Campaigners at Scottish Health Action on Alcohol Problems have also welcomed the reduction.
Meanwhile, prosecutors have dropped a decades-old deal not to pursue drink-drivers who are just over the limit.
In a clear signal that that a tough new law introduced today will be vigorously enforced, the Crown Office has told lawyers it will no longer guarantee leeway.
Crown Agent Catherine Dyer has formally withdrawn from an undertaking made in 1983 to the Law Society of Scotland that drivers would only prosecuted if they were fully five microgrammes over the limit.
The old convention - designed to avoid courtroom quibbles about breathalysers and other equipment - has not been renewed.
Ms Dyer has told the Law Society drivers will now be prosecuted "where there is sufficient and reliable evidence and where it is in the public interest to do so".
However, lawyers handling drink-drive cases believe Ms Dyer's stance means that - in effect - the real drink-drive limit has fallen from 40 microgrammes, the old minimum for prosecution, to 22 microgrammes. And that is a drop of nearly 50 per cent.
The change was uncovered by "Unlockthelaw", a new legal advice website and detailed in a letter sent by Ms Dyer to the Law Society but not widely distributed outside legal circles.
Thomas Ross QC, one of Scotland's leading criminal advocates, criticised the Crown for ditching leeway without consultation.
He said: "Today the fallibility of the testing equipment and those operating it is recognised in two ways.
"The first is the citizen's right to replace the sample with blood or urine where there is a breath reading below 50 microgrammes.
"The second is the 1983 undertaking not to prosecute where there has been a breath reading of less than 40 microgrammes.
"The Government, after consultation, has preserved the first of those rights (where the breath reading is no more than 31 microgrammes). "The Crown, without any consultation at all, has completely withdrawn the second."
Prosecutors, insiders stress, will still use their discretion in deciding whether to go after borderline cases.
Veteran solicitor Peter Lockhart of Ayr, a member of the Law Society's criminal law committee, does not believe the lack of leeway will help with appeals or defences. Mr Lockhart said: "The law is the law."
The new drink-drive limit has been widely welcomed with a poll last week suggesting two-thirds of voters in England and Wales would like to see Scottish-style reforms.

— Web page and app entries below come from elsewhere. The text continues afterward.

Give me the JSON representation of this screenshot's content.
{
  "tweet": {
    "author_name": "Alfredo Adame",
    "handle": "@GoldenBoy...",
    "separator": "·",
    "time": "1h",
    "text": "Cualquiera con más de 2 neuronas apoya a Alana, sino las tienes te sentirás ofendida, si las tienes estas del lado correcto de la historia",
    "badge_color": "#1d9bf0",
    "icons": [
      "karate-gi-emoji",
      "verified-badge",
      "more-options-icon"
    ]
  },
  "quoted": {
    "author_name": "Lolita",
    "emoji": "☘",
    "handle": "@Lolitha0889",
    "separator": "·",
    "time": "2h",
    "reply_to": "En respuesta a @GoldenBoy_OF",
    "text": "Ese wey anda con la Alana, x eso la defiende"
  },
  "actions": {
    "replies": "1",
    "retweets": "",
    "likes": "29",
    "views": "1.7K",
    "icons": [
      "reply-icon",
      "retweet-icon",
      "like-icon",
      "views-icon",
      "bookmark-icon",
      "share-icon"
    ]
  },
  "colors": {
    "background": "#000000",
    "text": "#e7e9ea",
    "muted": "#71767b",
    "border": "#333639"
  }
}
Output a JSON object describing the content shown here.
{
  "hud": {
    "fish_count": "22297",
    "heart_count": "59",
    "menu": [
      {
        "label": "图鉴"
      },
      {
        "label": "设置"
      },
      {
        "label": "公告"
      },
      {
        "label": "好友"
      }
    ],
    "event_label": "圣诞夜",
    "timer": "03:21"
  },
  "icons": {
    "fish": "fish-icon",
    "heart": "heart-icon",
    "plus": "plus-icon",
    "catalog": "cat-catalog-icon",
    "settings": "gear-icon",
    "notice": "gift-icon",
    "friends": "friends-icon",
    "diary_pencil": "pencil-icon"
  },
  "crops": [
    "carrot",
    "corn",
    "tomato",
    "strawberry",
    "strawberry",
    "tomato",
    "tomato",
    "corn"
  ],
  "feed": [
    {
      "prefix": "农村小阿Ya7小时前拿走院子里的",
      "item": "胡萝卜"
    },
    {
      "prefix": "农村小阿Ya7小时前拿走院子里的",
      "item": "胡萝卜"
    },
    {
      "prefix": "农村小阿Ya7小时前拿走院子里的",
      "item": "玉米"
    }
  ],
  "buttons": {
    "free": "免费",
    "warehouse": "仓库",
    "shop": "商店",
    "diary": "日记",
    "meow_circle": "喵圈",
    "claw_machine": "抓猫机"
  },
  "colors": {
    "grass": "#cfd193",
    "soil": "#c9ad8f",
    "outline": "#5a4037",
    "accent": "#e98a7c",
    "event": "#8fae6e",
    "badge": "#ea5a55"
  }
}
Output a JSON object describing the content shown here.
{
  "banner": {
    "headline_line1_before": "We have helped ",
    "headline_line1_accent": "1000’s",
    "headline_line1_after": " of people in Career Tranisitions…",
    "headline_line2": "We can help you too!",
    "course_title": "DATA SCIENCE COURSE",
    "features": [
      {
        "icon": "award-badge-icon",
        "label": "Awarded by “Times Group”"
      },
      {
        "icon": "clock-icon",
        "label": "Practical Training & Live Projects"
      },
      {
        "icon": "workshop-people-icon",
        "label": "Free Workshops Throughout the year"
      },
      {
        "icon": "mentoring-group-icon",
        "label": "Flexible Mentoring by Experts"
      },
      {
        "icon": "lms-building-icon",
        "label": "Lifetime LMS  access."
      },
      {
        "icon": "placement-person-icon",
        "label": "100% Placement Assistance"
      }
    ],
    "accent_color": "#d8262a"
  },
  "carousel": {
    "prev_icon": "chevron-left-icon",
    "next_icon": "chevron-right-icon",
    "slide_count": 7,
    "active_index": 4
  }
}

Justice Secretary Michael Matheson said: "This change will bring Scotland into line with most of Europe. It's not about criminalising drivers, it's about making our roads safer and sending a clear message that even one alcoholic drink will affect the ability to drive."